• Suppressing viral replication. Thus, reducing the viral load to an undetectable level, for as long as possible.
• Improving the quality of life without unacceptable drug toxicity.
• Improving CD4 T cells count to over 200 cells/ mm^3. This is aimed at helping the body fight against all opportunistic infections as well as HIV related diseases.

The ART’s are divided into first and second line drugs, patients are started on the first line drugs oftentimes, but in case of an adverse reaction to the drugs or due to ineffectiveness, the patient would be switched to the second line drugs.

Immune boosters, such as Septrin (which is contraindicated in G6PD patients) and pro-immune are given as supportive treatment to patients. Folic Acid may also be prescribed due to ART-induced anemia.

Certain medications such as food supplements and herbal medications can interact with the ART’s in the HIV treatment regimen, so patients are advised to stop other medications not prescribed by their physician.


HIV-1 causes about 75% of HIV infection worldwide. HIV-2 causes a significant proportion of infections in West Africa. HIV-1 is more virulent than HIV-2, and in some areas of West Africa, both viruses are common and may co-infect patients.
In the first half of the 20th Century, Central Africa was the origin of HIV-1, when a chimpanzee virus first infected humans. The global spread began in the late 1970s, with the recognition of AIDS in 1981.
In 2016, close to 36.7 million people including 2.1 million children, less than 15 years of age were living with HIV worldwide, according to the World Health Organization ( WHO). About half of these infected people are not aware they were infected. About 1 million deaths were recorded in 2016 with 1.8 million newly infected cases. Less than half of these newly infected are women. There has been a rapid decline of new cases in children since 2010 by 47% from 300,000 to 160,000 ( in 2016). There has also been a marked decline in Sub-Saharan African countries over the years.
In 2015, the US estimated more than 1.1 million people between the ages of 13 years and above living with HIV, and about 15% undiagnosed persons amongst this number. Close to 50,000 new cases are estimated in the US annually. There has been a 19% decrease in new cases from 2005 to 2014. 38,782 cases were diagnosed in 2016. More than two-thirds of new cases were records amongst homosexual and bisexual men.

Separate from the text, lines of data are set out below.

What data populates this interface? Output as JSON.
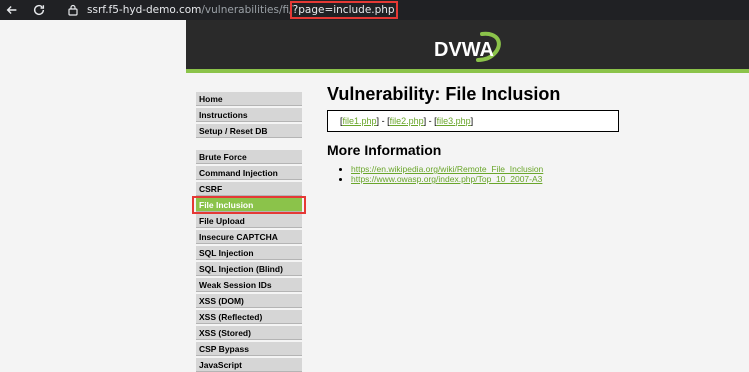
{
  "browser": {
    "url_host": "ssrf.f5-hyd-demo.com",
    "url_path": "/vulnerabilities/fi/",
    "url_query": "?page=include.php"
  },
  "header": {
    "logo_text": "DVWA",
    "accent_color": "#8bc34a"
  },
  "menu": {
    "group1": [
      "Home",
      "Instructions",
      "Setup / Reset DB"
    ],
    "group2": [
      "Brute Force",
      "Command Injection",
      "CSRF",
      "File Inclusion",
      "File Upload",
      "Insecure CAPTCHA",
      "SQL Injection",
      "SQL Injection (Blind)",
      "Weak Session IDs",
      "XSS (DOM)",
      "XSS (Reflected)",
      "XSS (Stored)",
      "CSP Bypass",
      "JavaScript"
    ],
    "selected": "File Inclusion"
  },
  "main": {
    "title": "Vulnerability: File Inclusion",
    "files": [
      "file1.php",
      "file2.php",
      "file3.php"
    ],
    "separator": " - ",
    "more_title": "More Information",
    "links": [
      "https://en.wikipedia.org/wiki/Remote_File_Inclusion",
      "https://www.owasp.org/index.php/Top_10_2007-A3"
    ]
  }
}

Factors that promote the spread include;
• Poverty.
• Poor education.
• The absence of good medical care, thus no access to HIV testing and antiretroviral drugs.
In 2016, 19.5 million people living with HIV were estimated to have access to antiretroviral therapy, decreasing deaths and transmission in many countries. Oftentimes, many of these opportunistic infections that worsen HIV are reactivations of latent infections. In many developing countries, the prevalence of TB and toxoplasmosis in the general population is higher than in developed countries, following HIV-induced immunosuppression in these countries. Similarly, the US records the incidence of coccidioidomycosis and histoplasmosis increasing due to HIV infection.
Human herpesvirus 8 infection, the causative agent of Kaposi sarcoma is common among homosexual and bisexual men, though uncommon in the US and Europe. Less than 90% of AIDS patients in the US who developed Kaposi sarcoma are either homosexual or bisexual men.